I started working full time at Automattic in May 2013. When I see the date written down, it doesn’t seem like a long time. Yet I can’t imagine working anywhere else. I often get questions about what exactly I do. Or what it’s like working for Automattic in general. Some questions are easier to answer than others. But perhaps sharing my own personal experience will shed some light on some of the most common ones.
I’m part of the Aurora Team. Most of the work that we do is with the Jetpack plugin. The work itself can vary quite a bit depending upon the day. But the endgame is always the same – try our best to make sure our users are happy.
Just yesterday, I wrote a small plugin to help someone customize Jetpack for their site. I found and reported a bug. I answered support questions from our users. I participated in our monthly Townhall, which is a live Q&A with our CEO, Matt Mullenweg. In my free time, I also volunteer on the Theme Review team. So, following the Townhall, I hopped into the Theme Review team’s weekly chat. Most days aren’t quite this busy, but it goes to show that it’s hard to be bored at Automattic.
Aside from our day-to-day work, we also get to meet up with other Automatticians in person throughout the year. Sometimes this happens at conferences. Sometimes this happens at team meet ups. And once a year, the entire company gets together for the Grand Meetup. I’ve seen a lot of new places and met a lot of incredible people. But don’t let that fool you… we work, and we work hard.
We’re a company of motivated people. We have to be. We’re given a lot of trust. We need to be motivated to thrive in an environment with so much autonomy. And with so many moving parts, we need to communicate well together. We talk, we plan, we laugh, we make mistakes, and we learn together.
Working with so many people was intimidating at first. Especially considering that they are some of the best and brightest folks in the industry. I’ve looked up to many of them for years. It’s humbling. But I am constantly amazed at how friendly, welcoming, and modest they are. Whenever I need help, someone is more than willing to pitch in. And whenever I have a question, someone is there to help teach me.
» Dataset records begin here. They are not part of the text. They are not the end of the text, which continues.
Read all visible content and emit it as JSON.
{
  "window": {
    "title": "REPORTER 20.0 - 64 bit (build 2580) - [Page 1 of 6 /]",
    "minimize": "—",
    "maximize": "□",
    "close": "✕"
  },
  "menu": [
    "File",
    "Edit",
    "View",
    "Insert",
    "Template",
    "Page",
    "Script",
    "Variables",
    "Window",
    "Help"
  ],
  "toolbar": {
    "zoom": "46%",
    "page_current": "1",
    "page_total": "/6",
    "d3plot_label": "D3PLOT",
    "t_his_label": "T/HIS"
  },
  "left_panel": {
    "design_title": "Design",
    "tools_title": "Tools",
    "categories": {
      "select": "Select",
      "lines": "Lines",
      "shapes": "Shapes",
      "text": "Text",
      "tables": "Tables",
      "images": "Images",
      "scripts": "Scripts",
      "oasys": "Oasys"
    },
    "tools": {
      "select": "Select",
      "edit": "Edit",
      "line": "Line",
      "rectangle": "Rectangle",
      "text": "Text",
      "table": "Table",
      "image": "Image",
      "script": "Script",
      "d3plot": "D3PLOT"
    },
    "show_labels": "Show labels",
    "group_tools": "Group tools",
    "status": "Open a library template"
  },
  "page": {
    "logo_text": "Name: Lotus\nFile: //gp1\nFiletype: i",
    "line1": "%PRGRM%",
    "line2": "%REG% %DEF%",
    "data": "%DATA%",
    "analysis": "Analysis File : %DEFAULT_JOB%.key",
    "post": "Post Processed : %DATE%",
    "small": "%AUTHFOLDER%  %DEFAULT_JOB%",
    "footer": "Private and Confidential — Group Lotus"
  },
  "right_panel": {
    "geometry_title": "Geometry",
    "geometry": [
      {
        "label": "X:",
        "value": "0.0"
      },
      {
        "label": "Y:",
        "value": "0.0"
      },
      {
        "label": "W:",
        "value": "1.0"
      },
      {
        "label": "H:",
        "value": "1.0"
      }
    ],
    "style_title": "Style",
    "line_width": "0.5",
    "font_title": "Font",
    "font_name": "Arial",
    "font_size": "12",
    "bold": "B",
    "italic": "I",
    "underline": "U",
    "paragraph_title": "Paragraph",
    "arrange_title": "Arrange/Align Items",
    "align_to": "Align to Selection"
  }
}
Of course, there are downsides. Nothing says, “Good Morning” quite like an angry user telling me that I suck, our product sucks, and everything sucks. But I’ve learned to let it roll off my back. I’ve learned even this clearly negative feedback can be helpful. Is there an issue with our product? Is there a bug? Did they have trouble getting in contact with us? What can we do better? Luckily, the angry users are few and far between. But it goes to show that even the negative feedback can be helpful.
No matter how much I love my job, I realize that concerns will arise. We will have disagreements. But the incredible part is that we actually address these concerns. And disagreements open the floor for discussion. Just about every decision made that affects our users or our company gets posted on a P2. If there are differing opinions, we are free to weigh in with our thoughts.
We’ll never be able to agree on everything 100%. But these candid and open discussions are something that I’ve never seen in a workplace. And I believe the value given to each individual opinion plays a very crucial role in our success as a whole.
Not every day is perfect. Or easy. But I wouldn’t want it to be. It’s challenging. It’s rewarding. I get to work for a company that shares many of the same beliefs and principles as I do. And I truly enjoy going to work every day, because I will never stop learning.
But this is all just my opinion based on my personal experience. There are 300 other Automatticians in 37 countries who have their own personal experiences. And if you want to see what it’s like to be an Automattician for yourself, we’re hiring.